The problem that faced me now lay in the practicalities of transitioning to a different name. Could I transfer all mentions of my name, across my blogs and social media, to my real one without confusing, bewildering or losing my readers and followers? That in itself was a major factor that kept me wavering for months on end. Finally, I realised that I had to make the change—but I didn’t have to make it all at once.

Here’s how I did it.

Step 1: Changing Social Media Usernames

Before, my social media usernames had involved my pen name, Skye Fairwin. If I changed that straight to Faye Kirwin, it could confuse the heck out of everyone, and followers who didn’t know about the change would have difficulty finding me. Instead, I decided to change my usernames to my blog name, Writerology, as people already knew me by it and could easily search for it.

Quick tip: If you’re switching to a new name, for whatever reason, consider using your brand name as a username across platforms.

While I was changing the usernames of my social media accounts to Writerology, I made sure my alias, Skye Fairwin, was visible in the name fields to make it clear that it was still me and thereby minimise confusion. For example, on Twitter, my name was Skye Fairwin and my handle was @Writerology; on Pinterest, my name was Skye Fairwin and my username (visible in the URL) was Writerology; and so on.

Quick tip: Make sure followers can easily search for you by making your name and username something that’s already associated with you. Don’t switch to a completely new, unknown name and username, at least immediately.

Step 2: The Reveal

A few weeks after changing my social media usernames to my blog title, I told my pen name story to my blog readers and revealed my real name. At this point, I began hunting down all references to my alias on my blog and changed the name fields of my social media accounts from Skye to Faye. For the next couple of weeks, I posted messages on the accounts recapping the reason for the name change to bring anyone who had missed the original explanation up to speed.
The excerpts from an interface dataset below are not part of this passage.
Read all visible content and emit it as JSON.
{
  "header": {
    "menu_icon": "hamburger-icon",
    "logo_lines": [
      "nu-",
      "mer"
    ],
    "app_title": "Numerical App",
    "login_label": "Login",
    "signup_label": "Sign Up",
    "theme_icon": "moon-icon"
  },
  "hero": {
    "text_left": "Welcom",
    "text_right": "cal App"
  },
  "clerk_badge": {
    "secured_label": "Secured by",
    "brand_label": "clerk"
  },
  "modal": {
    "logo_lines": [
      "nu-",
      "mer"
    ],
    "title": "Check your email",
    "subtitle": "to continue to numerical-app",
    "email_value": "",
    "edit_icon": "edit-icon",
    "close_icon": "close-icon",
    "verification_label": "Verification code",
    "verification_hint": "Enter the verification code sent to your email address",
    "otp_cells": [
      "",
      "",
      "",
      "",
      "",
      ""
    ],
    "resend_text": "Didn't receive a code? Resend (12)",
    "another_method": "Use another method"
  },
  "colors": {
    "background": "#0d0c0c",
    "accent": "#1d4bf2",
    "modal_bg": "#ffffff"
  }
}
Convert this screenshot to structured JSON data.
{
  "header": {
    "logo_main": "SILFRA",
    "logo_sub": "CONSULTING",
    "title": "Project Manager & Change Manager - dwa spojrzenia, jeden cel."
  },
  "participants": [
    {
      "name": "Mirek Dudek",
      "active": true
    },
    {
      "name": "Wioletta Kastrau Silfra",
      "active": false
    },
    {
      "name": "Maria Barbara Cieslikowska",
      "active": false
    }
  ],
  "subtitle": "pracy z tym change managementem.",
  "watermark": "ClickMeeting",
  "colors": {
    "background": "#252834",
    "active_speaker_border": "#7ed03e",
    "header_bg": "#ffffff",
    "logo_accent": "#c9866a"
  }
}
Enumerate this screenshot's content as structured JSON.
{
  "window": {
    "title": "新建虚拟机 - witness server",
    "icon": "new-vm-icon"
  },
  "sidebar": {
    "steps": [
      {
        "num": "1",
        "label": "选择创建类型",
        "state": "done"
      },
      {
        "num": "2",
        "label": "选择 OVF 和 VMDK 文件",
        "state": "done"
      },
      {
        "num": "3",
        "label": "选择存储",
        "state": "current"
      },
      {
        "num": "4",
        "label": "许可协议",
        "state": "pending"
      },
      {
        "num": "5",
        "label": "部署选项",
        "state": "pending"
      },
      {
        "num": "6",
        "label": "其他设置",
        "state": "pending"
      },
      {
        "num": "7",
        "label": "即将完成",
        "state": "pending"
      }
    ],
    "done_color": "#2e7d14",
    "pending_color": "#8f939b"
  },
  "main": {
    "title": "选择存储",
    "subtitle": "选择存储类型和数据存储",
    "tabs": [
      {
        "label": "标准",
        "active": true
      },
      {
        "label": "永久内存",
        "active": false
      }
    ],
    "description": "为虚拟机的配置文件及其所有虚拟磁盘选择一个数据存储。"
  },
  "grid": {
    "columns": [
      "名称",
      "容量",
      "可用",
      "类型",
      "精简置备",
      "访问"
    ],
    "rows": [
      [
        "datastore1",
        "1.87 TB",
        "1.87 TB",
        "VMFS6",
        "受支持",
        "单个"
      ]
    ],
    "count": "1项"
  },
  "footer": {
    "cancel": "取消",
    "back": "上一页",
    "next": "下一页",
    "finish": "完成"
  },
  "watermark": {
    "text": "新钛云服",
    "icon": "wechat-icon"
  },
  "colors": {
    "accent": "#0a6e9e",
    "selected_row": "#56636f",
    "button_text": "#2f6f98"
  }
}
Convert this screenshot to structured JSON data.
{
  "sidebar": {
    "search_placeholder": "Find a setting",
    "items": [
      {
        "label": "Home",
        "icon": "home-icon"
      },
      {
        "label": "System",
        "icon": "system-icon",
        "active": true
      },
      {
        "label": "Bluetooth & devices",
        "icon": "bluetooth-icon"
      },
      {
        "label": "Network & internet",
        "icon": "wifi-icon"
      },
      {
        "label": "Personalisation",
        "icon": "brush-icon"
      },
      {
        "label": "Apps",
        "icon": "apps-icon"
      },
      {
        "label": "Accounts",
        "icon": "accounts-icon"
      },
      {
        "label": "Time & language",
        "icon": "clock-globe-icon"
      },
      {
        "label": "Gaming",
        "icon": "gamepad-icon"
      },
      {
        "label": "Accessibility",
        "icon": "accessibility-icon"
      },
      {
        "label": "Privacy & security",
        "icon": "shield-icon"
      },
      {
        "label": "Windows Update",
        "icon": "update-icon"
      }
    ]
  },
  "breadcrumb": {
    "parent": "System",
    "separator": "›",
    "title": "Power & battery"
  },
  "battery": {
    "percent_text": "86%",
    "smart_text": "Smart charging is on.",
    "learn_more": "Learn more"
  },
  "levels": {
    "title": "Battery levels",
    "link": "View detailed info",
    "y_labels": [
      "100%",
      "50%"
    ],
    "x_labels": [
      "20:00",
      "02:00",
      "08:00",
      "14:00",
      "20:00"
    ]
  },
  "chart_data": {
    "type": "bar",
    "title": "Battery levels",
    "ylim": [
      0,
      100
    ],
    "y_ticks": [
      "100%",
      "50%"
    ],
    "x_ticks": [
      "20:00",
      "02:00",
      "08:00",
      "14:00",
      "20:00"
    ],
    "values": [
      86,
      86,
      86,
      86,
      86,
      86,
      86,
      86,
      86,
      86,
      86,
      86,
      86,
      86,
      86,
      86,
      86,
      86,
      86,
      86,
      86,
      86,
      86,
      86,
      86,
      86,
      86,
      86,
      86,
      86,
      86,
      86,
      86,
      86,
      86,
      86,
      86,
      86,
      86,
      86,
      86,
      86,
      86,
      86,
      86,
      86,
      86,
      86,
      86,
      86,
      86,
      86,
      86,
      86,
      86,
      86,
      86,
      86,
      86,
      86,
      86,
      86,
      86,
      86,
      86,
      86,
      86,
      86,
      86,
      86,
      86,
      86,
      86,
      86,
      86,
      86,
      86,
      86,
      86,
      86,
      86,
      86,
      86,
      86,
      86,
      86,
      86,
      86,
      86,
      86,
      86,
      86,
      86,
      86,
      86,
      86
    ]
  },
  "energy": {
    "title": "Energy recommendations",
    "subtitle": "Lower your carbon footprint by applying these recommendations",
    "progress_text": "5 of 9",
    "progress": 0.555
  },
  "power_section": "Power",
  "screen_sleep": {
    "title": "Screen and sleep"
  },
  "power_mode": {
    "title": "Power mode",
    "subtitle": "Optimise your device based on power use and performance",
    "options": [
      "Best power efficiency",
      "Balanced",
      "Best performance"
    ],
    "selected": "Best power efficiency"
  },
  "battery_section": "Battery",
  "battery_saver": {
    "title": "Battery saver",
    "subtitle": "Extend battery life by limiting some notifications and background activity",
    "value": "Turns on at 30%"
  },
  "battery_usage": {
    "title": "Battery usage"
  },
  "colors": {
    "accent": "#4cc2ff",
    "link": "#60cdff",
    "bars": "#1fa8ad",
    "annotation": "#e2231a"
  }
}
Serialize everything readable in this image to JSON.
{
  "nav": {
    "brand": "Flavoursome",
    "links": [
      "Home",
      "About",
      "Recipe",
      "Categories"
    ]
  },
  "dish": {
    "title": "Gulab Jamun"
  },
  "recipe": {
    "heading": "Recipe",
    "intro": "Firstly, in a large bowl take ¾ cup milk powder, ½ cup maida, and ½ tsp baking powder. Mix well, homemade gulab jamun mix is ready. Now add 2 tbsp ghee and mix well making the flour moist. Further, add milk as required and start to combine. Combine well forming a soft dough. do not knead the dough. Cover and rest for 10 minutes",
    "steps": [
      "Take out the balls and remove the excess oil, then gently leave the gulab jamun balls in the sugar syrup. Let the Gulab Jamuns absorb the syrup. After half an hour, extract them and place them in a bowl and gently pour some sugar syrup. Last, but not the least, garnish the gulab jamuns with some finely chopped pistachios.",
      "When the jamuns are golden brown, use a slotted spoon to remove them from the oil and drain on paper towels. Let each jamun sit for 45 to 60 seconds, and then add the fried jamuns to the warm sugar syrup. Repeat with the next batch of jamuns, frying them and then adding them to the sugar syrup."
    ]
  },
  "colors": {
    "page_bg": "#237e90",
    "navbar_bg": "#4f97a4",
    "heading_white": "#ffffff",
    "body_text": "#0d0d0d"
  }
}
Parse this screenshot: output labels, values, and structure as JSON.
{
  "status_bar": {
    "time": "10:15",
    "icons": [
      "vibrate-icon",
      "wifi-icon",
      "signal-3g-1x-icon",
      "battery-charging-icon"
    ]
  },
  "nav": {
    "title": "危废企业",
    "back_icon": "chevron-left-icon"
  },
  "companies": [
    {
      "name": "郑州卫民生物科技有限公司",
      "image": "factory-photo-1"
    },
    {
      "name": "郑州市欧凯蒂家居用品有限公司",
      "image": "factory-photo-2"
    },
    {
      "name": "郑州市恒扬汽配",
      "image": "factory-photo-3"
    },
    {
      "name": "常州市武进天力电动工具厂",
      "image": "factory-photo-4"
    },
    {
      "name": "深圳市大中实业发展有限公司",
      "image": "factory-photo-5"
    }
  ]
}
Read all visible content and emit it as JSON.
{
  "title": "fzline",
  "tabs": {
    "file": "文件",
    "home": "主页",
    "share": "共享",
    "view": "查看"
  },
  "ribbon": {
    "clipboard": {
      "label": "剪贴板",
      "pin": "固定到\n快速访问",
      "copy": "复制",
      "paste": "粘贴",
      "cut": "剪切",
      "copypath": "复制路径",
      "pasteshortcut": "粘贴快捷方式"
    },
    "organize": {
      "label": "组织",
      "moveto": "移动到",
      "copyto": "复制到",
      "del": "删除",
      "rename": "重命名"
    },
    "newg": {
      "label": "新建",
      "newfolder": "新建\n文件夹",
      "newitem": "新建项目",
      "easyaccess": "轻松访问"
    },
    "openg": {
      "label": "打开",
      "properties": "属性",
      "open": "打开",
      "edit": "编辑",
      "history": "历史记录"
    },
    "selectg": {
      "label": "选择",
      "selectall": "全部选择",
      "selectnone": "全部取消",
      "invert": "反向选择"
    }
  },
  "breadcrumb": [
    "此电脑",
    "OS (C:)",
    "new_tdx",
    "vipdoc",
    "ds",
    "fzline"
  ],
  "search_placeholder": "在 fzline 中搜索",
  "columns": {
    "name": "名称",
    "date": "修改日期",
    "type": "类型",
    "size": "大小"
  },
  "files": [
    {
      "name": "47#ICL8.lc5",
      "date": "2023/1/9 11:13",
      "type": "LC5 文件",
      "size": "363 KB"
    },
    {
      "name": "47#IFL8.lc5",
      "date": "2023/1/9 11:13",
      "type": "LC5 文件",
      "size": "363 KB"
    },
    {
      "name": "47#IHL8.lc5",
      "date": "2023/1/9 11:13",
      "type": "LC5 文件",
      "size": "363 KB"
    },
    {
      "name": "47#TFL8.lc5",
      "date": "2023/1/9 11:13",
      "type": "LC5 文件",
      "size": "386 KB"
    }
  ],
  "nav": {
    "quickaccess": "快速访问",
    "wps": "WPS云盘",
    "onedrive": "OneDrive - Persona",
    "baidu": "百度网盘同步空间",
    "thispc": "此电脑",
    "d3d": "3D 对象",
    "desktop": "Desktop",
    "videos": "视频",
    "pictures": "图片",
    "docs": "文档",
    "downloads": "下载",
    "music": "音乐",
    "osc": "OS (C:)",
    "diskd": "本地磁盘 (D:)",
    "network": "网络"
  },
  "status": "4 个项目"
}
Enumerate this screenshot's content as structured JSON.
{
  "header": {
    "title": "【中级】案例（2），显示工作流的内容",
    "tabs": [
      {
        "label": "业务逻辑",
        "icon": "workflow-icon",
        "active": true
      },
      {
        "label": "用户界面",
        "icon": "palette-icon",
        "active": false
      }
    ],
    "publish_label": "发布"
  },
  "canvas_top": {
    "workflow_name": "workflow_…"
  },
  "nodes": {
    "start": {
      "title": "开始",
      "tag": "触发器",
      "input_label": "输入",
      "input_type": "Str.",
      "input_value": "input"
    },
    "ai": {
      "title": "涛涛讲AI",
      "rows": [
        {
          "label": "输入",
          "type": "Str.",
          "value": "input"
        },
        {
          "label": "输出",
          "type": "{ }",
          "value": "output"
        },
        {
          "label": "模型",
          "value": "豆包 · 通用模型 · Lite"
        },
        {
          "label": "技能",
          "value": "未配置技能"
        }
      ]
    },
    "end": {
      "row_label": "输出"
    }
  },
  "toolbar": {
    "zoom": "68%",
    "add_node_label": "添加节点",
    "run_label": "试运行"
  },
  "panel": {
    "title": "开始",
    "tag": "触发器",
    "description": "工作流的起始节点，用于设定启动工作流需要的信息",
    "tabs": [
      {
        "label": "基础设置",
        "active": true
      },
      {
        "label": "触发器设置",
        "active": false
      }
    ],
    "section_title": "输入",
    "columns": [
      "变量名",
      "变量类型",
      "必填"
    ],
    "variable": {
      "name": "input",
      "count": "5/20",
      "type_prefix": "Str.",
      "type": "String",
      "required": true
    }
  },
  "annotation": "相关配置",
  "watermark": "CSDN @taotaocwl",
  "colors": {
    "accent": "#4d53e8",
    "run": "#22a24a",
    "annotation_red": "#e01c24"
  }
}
Quick tip: It’s unlikely all your readers and followers will know the story behind your name change. Keep recapping it at different times of day on social media and answer any questions they ask about it for some time after you change names.

Step 3: Keeping Tabs on Your Old Name

Just because you’ve switched to a new name doesn’t mean you can forget about your old one. In all likelihood, people will keep addressing you or mentioning you by the old one for a while after you change. Even now, I search for people tweeting to @SkyeFairwin, sending messages to my Skye Fairwin Google account and referring to me as Skye, so that I don’t miss messages meant for me.

Quick tip: Do regular searches for references to your old name and set up a Google alert to let you know when it’s mentioned online. You can find out how to set up a Google alert here.

It’s hard enough making the decision to change from a pen name to a real one without the fear of losing and confusing readers and followers holding you back too. Once you’re certain that switching to a different name is the best thing for you, follow the steps outlined above and make the experience as simple and painless as possible. Then go out there and rock that new name.

Good luck.


Have you ever written under a pen name before?